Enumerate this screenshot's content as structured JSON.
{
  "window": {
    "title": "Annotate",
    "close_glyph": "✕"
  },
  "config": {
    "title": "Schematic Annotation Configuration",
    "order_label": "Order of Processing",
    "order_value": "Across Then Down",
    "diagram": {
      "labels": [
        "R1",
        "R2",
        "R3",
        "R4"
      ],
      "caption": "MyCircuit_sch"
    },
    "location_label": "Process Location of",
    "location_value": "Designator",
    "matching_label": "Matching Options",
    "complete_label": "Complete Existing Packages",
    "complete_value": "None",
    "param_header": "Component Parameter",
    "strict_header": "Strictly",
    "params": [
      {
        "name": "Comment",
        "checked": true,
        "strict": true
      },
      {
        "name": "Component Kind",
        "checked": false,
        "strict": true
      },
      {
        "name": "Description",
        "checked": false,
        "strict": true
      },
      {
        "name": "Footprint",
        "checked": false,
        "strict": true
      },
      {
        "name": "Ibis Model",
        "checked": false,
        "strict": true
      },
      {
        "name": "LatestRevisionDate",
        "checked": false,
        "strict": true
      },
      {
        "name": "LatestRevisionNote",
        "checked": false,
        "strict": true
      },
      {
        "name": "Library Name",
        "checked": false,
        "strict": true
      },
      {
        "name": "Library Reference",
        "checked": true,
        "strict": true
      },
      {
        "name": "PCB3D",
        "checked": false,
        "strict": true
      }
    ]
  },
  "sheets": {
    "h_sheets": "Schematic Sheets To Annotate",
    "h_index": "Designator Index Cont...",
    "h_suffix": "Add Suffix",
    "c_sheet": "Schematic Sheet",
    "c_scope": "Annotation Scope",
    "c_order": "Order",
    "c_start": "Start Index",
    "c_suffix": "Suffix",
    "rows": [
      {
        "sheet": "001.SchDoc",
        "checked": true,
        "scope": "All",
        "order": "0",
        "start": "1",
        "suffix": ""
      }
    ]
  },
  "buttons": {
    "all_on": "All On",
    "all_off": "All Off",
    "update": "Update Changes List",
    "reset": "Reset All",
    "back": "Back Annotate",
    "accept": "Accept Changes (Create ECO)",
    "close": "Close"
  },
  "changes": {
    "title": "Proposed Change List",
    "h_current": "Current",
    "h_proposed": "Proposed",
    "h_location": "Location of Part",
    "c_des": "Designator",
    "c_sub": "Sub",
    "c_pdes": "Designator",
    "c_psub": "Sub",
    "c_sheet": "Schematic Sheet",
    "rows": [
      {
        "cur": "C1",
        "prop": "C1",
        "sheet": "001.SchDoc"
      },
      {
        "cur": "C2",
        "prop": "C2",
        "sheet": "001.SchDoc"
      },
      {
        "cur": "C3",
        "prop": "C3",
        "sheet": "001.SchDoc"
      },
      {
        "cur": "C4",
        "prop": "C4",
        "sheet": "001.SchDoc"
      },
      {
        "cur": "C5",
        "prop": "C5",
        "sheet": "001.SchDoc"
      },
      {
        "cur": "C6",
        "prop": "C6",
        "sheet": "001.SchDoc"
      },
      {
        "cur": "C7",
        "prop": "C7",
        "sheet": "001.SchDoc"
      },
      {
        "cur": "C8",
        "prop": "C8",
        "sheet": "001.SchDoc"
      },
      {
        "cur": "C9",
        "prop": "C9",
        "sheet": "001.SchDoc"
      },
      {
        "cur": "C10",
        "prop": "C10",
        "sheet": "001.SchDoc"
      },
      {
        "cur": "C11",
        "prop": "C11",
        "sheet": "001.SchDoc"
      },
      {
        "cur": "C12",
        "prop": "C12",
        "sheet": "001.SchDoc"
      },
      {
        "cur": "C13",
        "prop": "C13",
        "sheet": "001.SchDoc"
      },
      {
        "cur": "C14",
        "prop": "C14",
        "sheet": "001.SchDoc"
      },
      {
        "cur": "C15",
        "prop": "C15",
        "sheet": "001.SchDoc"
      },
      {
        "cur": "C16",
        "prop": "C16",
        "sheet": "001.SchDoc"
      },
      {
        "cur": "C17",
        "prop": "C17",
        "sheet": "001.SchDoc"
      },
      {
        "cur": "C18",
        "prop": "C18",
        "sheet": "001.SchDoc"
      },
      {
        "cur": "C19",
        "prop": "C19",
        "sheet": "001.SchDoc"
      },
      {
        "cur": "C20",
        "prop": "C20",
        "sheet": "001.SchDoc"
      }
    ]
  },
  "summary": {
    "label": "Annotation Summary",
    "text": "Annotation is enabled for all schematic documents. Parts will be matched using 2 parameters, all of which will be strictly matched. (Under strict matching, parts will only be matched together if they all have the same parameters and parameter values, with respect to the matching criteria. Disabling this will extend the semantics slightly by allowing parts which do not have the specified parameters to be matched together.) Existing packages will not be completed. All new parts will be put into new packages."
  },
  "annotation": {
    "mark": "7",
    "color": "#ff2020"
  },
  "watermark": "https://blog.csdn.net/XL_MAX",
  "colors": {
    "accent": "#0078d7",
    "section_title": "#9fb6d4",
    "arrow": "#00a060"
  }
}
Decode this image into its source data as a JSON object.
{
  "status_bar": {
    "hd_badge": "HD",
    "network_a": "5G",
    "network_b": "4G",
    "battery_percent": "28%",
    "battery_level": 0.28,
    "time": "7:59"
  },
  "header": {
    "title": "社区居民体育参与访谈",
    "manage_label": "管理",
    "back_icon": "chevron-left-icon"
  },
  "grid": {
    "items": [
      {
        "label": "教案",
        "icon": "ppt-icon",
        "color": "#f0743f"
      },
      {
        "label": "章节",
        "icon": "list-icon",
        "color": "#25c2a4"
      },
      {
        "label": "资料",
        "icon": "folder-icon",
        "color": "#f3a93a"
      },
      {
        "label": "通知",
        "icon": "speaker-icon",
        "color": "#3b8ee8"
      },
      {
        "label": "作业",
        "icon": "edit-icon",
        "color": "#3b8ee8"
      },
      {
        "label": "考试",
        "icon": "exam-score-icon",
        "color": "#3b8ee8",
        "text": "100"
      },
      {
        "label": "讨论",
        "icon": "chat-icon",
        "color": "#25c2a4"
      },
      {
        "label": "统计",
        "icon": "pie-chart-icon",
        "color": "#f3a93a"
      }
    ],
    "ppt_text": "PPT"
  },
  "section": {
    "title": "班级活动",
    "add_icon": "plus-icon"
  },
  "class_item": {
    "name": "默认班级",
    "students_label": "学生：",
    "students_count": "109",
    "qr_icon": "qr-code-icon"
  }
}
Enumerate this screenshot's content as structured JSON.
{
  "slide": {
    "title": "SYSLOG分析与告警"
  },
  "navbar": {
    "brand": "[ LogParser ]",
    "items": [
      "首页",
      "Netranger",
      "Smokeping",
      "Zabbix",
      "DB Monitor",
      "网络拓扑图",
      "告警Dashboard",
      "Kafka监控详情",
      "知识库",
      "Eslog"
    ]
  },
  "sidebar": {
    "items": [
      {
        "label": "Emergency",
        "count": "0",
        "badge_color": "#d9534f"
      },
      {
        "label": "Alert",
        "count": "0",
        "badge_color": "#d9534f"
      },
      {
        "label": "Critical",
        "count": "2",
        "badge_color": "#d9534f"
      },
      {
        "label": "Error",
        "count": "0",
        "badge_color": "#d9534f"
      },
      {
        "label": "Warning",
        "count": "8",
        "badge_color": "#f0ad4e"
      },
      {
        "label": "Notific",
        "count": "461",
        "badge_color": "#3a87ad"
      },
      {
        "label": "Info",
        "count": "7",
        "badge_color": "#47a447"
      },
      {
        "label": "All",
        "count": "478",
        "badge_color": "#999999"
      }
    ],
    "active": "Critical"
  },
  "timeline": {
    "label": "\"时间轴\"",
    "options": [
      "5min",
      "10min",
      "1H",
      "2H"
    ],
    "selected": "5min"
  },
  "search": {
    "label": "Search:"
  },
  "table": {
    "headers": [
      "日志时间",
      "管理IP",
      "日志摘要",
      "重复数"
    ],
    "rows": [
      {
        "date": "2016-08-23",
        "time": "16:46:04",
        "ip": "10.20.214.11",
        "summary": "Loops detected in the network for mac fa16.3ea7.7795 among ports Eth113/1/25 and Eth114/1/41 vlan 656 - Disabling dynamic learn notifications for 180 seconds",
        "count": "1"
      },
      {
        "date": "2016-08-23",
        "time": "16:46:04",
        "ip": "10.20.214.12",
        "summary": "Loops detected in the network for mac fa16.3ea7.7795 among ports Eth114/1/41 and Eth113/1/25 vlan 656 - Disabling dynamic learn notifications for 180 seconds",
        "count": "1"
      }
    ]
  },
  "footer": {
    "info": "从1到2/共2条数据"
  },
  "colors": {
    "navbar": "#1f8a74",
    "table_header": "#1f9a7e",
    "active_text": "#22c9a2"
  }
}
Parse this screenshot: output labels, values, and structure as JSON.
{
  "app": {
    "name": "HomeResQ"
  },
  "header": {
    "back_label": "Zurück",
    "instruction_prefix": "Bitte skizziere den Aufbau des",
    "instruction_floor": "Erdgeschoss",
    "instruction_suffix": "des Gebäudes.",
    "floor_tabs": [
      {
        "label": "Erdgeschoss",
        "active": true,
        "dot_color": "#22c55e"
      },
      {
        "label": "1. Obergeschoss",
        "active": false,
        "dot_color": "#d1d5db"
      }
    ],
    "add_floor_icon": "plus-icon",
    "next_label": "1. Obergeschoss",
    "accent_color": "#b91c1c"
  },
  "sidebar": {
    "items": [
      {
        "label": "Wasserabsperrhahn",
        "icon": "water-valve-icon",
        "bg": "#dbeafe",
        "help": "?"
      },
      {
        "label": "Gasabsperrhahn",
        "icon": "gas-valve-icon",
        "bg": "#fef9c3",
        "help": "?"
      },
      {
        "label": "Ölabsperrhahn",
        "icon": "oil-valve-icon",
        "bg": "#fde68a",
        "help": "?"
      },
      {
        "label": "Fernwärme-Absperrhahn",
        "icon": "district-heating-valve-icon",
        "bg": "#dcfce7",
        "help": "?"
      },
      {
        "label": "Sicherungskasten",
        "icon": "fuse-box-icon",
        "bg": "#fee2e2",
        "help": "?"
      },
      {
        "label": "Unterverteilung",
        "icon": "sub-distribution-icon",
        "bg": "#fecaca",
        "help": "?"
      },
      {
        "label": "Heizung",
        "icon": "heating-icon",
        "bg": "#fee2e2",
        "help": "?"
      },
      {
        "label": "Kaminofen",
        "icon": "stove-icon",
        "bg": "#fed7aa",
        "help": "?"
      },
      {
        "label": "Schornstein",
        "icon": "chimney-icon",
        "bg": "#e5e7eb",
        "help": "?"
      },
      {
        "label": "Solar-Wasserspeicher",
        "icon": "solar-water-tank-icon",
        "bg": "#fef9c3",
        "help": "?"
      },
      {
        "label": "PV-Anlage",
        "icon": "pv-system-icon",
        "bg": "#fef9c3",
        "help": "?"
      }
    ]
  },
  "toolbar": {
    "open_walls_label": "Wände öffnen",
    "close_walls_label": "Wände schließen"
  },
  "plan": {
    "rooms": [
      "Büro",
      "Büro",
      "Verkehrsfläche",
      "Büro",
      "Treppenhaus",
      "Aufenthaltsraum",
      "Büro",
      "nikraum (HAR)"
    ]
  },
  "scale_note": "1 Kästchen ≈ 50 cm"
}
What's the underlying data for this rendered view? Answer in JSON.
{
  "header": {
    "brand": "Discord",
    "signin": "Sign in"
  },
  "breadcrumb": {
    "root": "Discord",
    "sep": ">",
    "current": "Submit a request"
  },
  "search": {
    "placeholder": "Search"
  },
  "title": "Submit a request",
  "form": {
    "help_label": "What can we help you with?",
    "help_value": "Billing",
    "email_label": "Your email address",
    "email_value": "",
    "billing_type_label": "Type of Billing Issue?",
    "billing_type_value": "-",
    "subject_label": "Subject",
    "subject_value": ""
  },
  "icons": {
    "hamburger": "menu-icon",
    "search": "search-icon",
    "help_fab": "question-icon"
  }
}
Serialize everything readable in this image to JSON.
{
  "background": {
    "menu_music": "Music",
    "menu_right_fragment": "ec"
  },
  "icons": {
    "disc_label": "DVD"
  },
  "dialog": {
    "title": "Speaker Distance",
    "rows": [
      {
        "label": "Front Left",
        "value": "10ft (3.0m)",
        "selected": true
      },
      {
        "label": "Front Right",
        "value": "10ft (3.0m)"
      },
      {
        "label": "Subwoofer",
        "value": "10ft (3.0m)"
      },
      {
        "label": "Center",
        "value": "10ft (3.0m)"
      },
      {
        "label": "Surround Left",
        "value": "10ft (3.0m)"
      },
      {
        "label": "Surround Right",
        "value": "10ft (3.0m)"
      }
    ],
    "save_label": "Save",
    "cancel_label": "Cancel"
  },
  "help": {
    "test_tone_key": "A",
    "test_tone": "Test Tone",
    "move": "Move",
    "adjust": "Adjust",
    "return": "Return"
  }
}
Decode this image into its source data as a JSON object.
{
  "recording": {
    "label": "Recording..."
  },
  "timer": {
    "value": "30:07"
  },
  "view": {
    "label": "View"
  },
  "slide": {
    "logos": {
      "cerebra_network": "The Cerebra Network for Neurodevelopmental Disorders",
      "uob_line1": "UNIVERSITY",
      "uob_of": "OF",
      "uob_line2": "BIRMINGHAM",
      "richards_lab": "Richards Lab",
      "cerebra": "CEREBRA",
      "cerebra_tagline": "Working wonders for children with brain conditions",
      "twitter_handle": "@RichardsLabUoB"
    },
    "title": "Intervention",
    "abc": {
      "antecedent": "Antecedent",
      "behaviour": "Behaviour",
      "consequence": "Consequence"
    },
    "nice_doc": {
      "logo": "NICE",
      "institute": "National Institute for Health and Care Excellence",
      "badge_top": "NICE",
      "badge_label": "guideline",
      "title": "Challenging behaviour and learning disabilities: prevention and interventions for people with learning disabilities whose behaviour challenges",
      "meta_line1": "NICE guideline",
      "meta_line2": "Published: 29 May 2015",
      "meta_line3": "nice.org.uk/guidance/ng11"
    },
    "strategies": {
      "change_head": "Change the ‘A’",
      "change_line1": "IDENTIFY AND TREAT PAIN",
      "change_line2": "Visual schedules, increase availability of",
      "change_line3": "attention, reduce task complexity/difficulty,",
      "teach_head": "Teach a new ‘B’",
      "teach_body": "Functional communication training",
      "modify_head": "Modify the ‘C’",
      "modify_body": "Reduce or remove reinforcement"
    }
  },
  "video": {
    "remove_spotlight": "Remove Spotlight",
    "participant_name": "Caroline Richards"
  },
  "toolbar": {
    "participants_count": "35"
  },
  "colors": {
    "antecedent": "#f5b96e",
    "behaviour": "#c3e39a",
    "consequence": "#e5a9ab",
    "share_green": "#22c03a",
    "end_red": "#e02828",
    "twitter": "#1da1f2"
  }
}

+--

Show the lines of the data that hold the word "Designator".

_Result of the exercise:_
    "location_value": "Designator",
    "h_index": "Designator Index Cont...",
    "c_des": "Designator",
    "c_pdes": "Designator",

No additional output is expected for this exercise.